Last week, on the last day of the Knesset’s winter session, the National Service bill passed its second and third reading and became law. The law, the merging of a government-sponsored bill and a private member bill put forward by Members of Knesset Amir Ohana and David Bitan, stipulates, among other things, that only organizations involved in “providing services or care directly to populations in Israel, including Israeli residents in the area” will be eligible to take in national service volunteers. What this language means is that Jewish populations on either side of the Green Line are in while Palestinians are out. The law also stipulates that “an organization which gets most of its funding from a foreign state entity” would require approval from the minister in charge of national service. These stipulations were designed to single out a minute number of the hundreds of organizations currently engaging some 17,000 national service volunteers. Gisha is one of them.
As a result of the law, E., who is currently finishing her national service at Gisha, will be the last volunteer to work with us in this framework. She is a cherished and talented part of our team and has done meaningful work during her time with us. From our vantage point, it’s hard to see why a law that regulates national service for the first time would also need to prevent young people like E. from dedicating a year or two of their lives to working with human rights organizations.
The choice made by young Israelis to volunteer with human rights organizations reflects their worldview, a worldview that includes a willingness to examine government decisions openly and critically, and out of a concern for and commitment to the future of the place we all call home. Through this program, we have come to know three impressive young people who chose to volunteer with Gisha, even though they could have chosen other, ostensibly easier places to spend their time.

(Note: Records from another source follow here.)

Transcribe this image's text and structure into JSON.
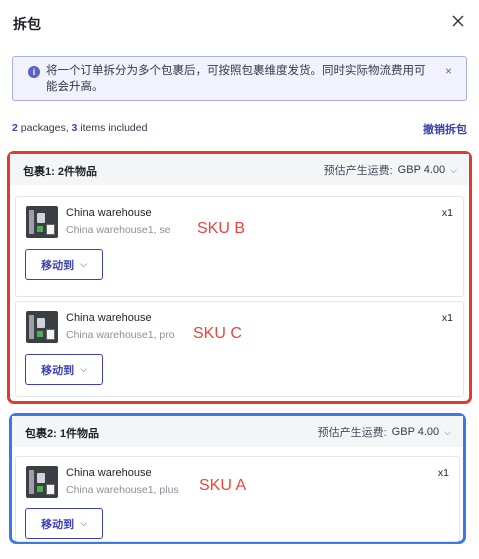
{
  "dialog": {
    "title": "拆包",
    "notice": "将一个订单拆分为多个包裹后，可按照包裹维度发货。同时实际物流费用可能会升高。",
    "notice_close": "×",
    "info_glyph": "i"
  },
  "summary": {
    "packages_count": "2",
    "packages_text": " packages, ",
    "items_count": "3",
    "items_text": " items included",
    "undo_label": "撤销拆包"
  },
  "packages": [
    {
      "title": "包裹1: 2件物品",
      "fee_label": "预估产生运费:",
      "fee_amount": "GBP 4.00",
      "border_color": "#e03a33",
      "items": [
        {
          "name": "China warehouse",
          "sub": "China warehouse1, se",
          "qty": "x1",
          "sku": "SKU B",
          "move_label": "移动到"
        },
        {
          "name": "China warehouse",
          "sub": "China warehouse1, pro",
          "qty": "x1",
          "sku": "SKU C",
          "move_label": "移动到"
        }
      ]
    },
    {
      "title": "包裹2: 1件物品",
      "fee_label": "预估产生运费:",
      "fee_amount": "GBP 4.00",
      "border_color": "#3b79e6",
      "items": [
        {
          "name": "China warehouse",
          "sub": "China warehouse1, plus",
          "qty": "x1",
          "sku": "SKU A",
          "move_label": "移动到"
        }
      ]
    }
  ],
  "icons": {
    "close": "close-icon",
    "info": "info-icon",
    "chevron": "chevron-down-icon",
    "product": "product-thumbnail"
  },
  "colors": {
    "accent": "#3b41b5",
    "package1_highlight": "#e03a33",
    "package2_highlight": "#3b79e6",
    "sku_annotation": "#e8453c"
  }
}
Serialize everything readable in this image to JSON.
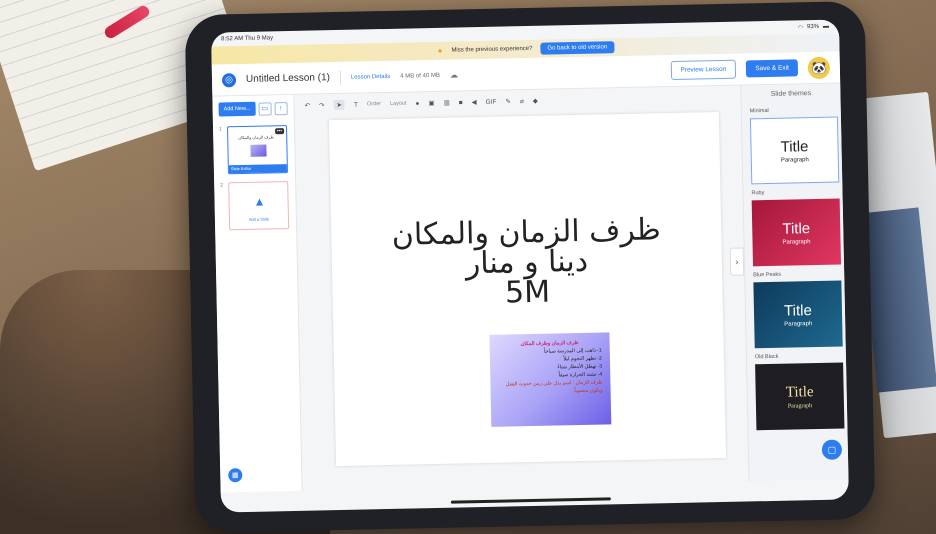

We emphasize, again, that the issue is not about national service spots, but about the effort to delegitimize work and thought that does not fall in line with the consensus, and to mark and target civil society organizations. The issue, in other words, is political persecution. A message is being sent to young people in Israel that critical thinking and questioning government actions are unwanted behavior, and could see them personally marked.
Gisha will continue its work, with or without a national service volunteer. We will continue to point to the moral failure and ineffectiveness of the closure on the Gaza Strip, and shed light on the ongoing violation of the fundamental rights of two million men, women and children there.
A law that takes away one volunteer position in our organization will not seriously harm our work. The attempt at thought control and the undermining of our capacity as a society to discuss and debate critical life and death issues that affect the future of us all – in short, the undermining of the very democratic foundations of society itself is the real danger here.